Such was the case of a North Carolina man, who insisted he hadn’t drunk despite his blood alcohol level being 0.2%, more than twice the legal limit of 0.08%. He was pulled over but refused to take a breathalyzer, so he was taken to a hospital, where his BAC was determined.
He continued to say he hadn’t touched alcohol but, naturally, no one believed him.
It wasn’t until he was studied by researchers at the Richmond University Medical Center in New York that he found out what was causing his alleged drunkenness – a medical condition.
CNN reported the man was discovered to have a rare condition known as auto-brewery system (ABS) or gut fermentation syndrome. The condition causes his body to convert carbohydrates into alcohol.
The doctors that studied him published a study in BMJ Open Gastroenterology about his condition and what they did to treat him. The study’s lead author, Fahad Malik, chief internal medicine resident at the University of Alabama-Birmingham, told CNN what happens to a person with the condition.
“These patients have the exact same implications of alcoholism: the smell, the breath, drowsiness, gait changes,” Malik told the outlet. “They will present as someone who’s intoxicated by alcohol, but the only difference here is that these patients can be treated by antifungal medications.”
The man didn’t have the condition his entire life. It wasn’t like he was falling down “drunk” in grade school. The condition developed after he took antibiotics to treat an injury to his thumb.
“His personality started to change, researchers wrote in the study, and he experienced episodes of depression, ‘brain fog,’ memory loss and aggressive behavior that was out of character for him,” CNN reported.
Three years after his drunk driving arrest, doctors in Ohio found two strains of yeast and told him to cut carbs out of his diet and take supplements. He seemed fine at first, but a few weeks later he began acting drunk again.
Nothing seemed to help the condition, and at some point the man fell down due to his blood alcohol level, leading to brain bleeding. Eventually, after finding an online support group, the man was directed to the Richmond University Medical Center. The researchers there found that, possibly due to the antibiotics he had taken for his thumb, his “gut microbiome” had been altered, leading to ABS.
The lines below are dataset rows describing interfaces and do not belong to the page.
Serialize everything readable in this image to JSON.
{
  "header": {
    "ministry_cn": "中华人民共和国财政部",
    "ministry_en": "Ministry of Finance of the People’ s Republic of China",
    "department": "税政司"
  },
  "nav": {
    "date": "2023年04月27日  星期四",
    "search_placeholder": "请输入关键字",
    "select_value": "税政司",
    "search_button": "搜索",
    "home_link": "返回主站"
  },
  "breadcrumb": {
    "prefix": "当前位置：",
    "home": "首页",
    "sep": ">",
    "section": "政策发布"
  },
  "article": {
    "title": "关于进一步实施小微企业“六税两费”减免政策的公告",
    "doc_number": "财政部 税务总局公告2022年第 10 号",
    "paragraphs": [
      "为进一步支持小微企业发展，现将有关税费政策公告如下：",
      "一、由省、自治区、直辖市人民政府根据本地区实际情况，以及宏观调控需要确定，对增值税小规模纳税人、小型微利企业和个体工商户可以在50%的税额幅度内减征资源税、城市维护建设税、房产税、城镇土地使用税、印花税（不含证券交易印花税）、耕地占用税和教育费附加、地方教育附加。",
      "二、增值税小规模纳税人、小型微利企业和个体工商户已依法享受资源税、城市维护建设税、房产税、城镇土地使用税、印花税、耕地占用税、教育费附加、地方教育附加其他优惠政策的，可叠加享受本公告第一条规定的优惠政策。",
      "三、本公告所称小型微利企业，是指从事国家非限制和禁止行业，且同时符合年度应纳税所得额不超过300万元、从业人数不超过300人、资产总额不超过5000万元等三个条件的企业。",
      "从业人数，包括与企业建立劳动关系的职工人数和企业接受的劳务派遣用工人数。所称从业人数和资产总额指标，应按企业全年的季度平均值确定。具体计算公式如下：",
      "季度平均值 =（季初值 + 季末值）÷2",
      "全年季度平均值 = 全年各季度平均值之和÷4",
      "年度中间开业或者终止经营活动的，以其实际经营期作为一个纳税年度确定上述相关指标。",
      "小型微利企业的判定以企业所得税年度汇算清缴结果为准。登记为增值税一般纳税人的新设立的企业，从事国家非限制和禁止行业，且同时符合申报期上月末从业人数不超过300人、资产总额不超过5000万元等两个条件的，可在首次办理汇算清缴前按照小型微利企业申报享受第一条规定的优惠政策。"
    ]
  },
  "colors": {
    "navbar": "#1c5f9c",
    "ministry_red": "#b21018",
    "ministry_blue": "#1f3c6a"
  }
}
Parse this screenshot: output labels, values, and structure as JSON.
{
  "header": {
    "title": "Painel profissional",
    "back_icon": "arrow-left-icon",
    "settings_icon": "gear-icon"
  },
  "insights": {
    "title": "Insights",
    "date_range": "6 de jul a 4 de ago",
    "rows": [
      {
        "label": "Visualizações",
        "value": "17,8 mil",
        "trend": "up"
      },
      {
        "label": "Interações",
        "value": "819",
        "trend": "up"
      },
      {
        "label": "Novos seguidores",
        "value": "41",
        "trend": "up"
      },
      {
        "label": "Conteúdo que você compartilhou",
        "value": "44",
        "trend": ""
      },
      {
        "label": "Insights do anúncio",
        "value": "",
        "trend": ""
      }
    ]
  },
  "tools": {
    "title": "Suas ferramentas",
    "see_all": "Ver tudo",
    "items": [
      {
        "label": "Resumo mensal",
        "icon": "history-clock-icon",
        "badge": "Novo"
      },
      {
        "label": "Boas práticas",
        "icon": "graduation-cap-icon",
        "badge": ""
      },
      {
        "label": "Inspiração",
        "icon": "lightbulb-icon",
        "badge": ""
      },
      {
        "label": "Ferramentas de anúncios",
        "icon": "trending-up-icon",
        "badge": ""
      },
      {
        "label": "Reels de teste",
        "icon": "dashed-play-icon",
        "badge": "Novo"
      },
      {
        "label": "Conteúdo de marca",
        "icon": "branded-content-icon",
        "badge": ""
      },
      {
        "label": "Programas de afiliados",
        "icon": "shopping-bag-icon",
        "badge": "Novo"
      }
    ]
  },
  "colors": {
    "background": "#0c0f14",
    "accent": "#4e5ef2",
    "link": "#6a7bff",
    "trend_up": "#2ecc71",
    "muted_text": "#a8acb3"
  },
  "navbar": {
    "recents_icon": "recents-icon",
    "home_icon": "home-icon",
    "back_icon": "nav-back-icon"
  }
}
The man was given probiotics and treated with antifungal therapies, which helped his condition. After a year and a half – except for one time when he ate pizza and beer – he appears to be nearly cured.
“Approximately 1.5 years later, he remains asymptomatic and has resumed his previous lifestyle, including eating a normal diet while still checking his breath alcohol levels sporadically,” the study’s authors wrote, as reported by CNN.
This man is not the only one with this condition. It has been studied since the early part of the century, and researchers hope their method of treating the North Carolina man can help others with the condition.